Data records

'''

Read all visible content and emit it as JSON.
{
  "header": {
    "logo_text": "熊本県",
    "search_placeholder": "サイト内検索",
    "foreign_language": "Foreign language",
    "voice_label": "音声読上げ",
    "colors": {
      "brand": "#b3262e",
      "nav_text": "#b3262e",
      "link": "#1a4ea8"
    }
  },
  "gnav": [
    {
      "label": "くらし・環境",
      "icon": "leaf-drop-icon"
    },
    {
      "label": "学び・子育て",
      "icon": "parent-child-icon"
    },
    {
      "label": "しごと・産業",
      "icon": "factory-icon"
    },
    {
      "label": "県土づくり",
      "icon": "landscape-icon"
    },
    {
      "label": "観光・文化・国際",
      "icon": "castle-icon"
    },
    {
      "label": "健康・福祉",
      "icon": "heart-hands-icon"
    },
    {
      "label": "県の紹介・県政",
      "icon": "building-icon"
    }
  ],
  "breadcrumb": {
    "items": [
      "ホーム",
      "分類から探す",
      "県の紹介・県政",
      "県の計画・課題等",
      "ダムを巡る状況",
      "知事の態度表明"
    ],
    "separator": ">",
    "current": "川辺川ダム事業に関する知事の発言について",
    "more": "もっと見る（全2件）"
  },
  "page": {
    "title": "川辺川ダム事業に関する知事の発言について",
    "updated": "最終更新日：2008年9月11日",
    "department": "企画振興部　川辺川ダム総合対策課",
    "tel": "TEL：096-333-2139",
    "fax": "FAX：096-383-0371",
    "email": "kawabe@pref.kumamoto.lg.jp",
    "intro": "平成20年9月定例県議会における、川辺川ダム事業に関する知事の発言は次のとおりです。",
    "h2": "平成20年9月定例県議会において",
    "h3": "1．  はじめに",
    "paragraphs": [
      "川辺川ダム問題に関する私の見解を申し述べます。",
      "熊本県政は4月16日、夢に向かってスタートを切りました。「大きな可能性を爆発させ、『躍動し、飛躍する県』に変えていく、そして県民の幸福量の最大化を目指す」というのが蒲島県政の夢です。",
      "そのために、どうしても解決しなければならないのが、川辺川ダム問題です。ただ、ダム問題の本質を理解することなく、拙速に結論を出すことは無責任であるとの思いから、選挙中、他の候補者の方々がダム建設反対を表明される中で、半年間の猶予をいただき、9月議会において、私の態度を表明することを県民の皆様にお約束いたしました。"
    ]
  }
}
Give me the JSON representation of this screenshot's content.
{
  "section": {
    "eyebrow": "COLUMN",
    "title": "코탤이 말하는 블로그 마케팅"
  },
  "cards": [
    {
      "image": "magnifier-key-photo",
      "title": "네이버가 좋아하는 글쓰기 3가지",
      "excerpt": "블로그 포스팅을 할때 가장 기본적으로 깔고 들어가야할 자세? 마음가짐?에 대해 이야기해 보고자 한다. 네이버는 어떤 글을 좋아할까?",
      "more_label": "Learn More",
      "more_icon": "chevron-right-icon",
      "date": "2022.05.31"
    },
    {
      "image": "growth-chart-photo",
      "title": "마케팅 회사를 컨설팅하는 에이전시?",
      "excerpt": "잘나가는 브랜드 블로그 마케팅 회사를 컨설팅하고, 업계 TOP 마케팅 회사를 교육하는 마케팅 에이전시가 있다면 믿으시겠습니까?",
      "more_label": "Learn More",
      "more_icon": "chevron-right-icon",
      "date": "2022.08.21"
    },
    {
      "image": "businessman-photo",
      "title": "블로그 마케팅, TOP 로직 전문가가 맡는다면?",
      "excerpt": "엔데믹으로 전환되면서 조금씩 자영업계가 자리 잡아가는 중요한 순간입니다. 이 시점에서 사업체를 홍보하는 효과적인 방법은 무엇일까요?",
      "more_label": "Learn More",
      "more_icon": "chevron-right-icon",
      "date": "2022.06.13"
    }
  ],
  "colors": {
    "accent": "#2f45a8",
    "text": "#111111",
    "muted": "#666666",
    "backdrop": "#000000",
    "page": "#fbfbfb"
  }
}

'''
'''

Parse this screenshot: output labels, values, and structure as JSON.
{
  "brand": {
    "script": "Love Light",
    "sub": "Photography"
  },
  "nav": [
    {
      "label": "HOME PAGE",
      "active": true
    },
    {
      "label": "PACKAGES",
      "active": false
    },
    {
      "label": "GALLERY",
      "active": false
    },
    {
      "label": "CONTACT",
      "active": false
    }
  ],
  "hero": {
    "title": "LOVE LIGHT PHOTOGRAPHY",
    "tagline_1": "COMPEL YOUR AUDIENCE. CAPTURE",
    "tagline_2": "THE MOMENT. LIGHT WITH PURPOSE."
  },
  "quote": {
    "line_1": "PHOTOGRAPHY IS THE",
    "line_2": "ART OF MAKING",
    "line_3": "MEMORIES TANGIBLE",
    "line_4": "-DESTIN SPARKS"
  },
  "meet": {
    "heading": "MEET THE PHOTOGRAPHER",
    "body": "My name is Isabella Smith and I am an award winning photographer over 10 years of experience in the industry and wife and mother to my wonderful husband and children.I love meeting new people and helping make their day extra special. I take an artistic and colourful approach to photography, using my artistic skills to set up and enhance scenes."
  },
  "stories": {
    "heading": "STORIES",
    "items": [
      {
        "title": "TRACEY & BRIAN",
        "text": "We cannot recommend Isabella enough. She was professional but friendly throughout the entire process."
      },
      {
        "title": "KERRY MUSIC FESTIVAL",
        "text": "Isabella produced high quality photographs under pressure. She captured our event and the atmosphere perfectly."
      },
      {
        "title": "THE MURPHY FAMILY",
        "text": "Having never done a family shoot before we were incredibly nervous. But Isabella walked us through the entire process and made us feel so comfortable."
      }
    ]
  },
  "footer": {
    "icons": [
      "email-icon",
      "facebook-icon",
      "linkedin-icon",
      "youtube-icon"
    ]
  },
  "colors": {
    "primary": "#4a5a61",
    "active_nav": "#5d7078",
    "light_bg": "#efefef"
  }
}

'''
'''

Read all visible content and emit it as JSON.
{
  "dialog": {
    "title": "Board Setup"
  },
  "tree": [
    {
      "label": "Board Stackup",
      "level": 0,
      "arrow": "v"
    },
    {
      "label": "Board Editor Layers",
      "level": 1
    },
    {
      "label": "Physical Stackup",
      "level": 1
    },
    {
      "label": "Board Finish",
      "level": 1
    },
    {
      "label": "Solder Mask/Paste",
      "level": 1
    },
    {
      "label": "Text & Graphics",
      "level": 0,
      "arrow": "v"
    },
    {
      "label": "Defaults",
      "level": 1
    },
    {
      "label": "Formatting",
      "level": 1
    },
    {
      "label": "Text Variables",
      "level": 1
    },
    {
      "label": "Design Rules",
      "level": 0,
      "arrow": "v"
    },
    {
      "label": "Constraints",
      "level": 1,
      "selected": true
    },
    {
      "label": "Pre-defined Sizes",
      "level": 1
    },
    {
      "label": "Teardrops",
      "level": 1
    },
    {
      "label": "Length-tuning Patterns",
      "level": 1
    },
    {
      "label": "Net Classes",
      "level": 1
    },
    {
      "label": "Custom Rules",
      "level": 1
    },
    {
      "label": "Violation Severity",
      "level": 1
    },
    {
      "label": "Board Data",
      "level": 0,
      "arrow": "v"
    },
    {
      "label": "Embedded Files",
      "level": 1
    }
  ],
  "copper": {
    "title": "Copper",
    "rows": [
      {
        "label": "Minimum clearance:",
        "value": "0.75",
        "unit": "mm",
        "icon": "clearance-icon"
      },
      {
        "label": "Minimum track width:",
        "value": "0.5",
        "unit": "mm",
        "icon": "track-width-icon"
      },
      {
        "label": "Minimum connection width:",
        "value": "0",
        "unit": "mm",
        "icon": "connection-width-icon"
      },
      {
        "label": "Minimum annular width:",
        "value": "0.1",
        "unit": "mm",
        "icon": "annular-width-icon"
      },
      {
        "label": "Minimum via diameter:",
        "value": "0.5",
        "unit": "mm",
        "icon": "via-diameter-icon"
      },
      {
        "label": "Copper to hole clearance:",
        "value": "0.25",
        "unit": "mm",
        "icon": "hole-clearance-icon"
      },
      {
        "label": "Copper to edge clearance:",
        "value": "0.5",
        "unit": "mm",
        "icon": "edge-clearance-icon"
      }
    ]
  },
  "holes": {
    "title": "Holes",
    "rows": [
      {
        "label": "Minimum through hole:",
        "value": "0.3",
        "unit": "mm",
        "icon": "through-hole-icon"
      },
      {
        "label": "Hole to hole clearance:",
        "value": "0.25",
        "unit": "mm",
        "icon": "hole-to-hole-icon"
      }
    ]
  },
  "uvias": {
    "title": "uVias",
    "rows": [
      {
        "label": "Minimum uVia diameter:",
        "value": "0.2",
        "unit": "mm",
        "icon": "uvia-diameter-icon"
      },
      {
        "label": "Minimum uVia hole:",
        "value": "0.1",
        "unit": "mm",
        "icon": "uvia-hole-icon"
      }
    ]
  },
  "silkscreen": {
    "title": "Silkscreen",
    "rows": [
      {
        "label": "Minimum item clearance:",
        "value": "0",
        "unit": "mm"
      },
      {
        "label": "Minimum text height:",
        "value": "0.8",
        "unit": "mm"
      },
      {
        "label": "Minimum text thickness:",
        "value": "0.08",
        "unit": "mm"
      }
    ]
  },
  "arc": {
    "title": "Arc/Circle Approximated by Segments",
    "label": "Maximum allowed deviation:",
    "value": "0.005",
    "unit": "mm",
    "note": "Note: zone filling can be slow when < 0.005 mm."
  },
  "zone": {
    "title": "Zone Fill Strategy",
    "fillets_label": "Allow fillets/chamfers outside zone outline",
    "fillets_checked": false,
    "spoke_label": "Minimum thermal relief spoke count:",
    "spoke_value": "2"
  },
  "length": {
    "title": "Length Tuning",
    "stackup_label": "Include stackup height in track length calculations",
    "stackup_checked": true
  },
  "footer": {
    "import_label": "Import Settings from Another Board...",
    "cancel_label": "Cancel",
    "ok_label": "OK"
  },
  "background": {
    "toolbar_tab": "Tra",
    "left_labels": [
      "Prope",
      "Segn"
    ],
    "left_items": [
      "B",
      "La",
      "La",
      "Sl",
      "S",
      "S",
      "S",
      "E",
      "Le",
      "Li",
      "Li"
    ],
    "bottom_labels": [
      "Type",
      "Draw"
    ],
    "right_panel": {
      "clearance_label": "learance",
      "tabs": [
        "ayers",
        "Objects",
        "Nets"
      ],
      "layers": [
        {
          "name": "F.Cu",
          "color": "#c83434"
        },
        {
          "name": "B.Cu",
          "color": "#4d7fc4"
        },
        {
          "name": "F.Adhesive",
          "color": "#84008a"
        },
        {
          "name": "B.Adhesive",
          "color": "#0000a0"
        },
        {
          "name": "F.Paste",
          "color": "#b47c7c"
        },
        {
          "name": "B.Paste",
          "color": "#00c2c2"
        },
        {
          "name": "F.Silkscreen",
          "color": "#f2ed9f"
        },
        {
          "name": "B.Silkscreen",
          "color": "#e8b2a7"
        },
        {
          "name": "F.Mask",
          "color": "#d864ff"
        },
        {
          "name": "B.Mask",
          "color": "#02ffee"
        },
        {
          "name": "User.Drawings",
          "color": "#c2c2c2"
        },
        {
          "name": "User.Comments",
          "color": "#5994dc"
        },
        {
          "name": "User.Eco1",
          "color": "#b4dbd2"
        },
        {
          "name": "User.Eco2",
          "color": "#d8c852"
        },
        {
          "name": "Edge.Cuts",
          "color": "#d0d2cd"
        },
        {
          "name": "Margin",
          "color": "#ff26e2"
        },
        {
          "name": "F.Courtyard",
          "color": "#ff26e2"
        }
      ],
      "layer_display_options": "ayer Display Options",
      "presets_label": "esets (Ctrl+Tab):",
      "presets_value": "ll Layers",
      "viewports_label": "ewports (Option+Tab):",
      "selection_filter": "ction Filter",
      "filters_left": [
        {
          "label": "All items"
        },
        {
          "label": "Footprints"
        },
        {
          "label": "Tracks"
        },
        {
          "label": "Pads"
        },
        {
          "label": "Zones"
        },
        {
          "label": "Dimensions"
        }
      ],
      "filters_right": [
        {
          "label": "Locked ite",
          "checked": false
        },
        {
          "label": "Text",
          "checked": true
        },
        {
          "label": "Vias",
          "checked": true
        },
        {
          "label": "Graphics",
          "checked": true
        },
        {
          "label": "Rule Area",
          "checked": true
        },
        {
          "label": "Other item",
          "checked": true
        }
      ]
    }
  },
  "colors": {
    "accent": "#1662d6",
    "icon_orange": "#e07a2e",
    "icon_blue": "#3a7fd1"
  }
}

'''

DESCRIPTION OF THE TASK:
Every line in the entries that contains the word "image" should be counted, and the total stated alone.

EXPECTED ANSWER:
3